# What the task asks
Would you copy out, exactly as written, each line from the one containing "Extract the structured" to the end of the records below?

★ ★ ★ ★

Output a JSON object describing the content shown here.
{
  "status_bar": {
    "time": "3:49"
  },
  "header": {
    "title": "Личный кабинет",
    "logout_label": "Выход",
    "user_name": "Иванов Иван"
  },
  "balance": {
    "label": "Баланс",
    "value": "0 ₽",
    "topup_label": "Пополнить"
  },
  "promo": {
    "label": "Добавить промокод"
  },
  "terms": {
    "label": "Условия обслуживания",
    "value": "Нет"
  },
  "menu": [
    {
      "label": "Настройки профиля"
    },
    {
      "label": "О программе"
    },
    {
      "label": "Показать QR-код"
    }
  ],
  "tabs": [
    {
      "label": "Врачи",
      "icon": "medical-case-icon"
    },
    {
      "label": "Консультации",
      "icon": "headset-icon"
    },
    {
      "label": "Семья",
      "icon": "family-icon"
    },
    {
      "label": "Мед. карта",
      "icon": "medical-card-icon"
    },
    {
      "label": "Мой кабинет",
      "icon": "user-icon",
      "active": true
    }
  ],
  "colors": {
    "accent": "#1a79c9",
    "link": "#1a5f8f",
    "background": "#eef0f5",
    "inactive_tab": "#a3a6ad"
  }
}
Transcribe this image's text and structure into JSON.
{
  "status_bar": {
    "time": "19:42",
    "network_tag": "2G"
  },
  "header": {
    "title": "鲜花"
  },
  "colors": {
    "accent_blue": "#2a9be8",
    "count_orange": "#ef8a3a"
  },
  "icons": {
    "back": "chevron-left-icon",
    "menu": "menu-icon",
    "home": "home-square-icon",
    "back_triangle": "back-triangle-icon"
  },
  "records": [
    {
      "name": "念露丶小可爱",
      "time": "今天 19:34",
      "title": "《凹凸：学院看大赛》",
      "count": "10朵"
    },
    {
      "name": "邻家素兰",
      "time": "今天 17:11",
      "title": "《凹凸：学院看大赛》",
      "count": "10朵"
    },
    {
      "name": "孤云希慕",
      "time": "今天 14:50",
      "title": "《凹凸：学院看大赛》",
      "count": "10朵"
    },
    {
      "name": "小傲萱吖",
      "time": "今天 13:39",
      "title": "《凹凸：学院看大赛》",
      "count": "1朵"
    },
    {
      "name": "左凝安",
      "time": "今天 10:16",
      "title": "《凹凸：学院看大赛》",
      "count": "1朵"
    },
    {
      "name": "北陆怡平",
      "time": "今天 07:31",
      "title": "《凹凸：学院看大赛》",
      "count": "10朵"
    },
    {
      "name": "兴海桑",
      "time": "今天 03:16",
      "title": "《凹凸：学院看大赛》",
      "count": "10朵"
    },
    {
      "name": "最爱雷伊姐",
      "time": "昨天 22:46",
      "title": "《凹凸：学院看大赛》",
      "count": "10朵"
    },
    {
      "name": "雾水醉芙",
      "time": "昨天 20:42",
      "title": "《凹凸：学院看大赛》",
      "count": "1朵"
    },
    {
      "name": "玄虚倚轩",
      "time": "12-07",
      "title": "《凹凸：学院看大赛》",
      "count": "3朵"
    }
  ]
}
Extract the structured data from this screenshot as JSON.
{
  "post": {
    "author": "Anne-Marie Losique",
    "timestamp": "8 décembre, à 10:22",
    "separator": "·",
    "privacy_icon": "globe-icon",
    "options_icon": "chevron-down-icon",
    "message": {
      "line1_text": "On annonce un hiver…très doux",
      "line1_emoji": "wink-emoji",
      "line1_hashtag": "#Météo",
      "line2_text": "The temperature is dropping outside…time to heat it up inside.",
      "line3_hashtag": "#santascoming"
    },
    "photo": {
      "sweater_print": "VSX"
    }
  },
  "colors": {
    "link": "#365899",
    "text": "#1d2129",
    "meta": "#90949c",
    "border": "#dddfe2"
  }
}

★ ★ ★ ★

# Expected answer
Extract the structured data from this screenshot as JSON.
{
  "post": {
    "author": "Anne-Marie Losique",
    "timestamp": "8 décembre, à 10:22",
    "separator": "·",
    "privacy_icon": "globe-icon",
    "options_icon": "chevron-down-icon",
    "message": {
      "line1_text": "On annonce un hiver…très doux",
      "line1_emoji": "wink-emoji",
      "line1_hashtag": "#Météo",
      "line2_text": "The temperature is dropping outside…time to heat it up inside.",
      "line3_hashtag": "#santascoming"
    },
    "photo": {
      "sweater_print": "VSX"
    }
  },
  "colors": {
    "link": "#365899",
    "text": "#1d2129",
    "meta": "#90949c",
    "border": "#dddfe2"
  }
}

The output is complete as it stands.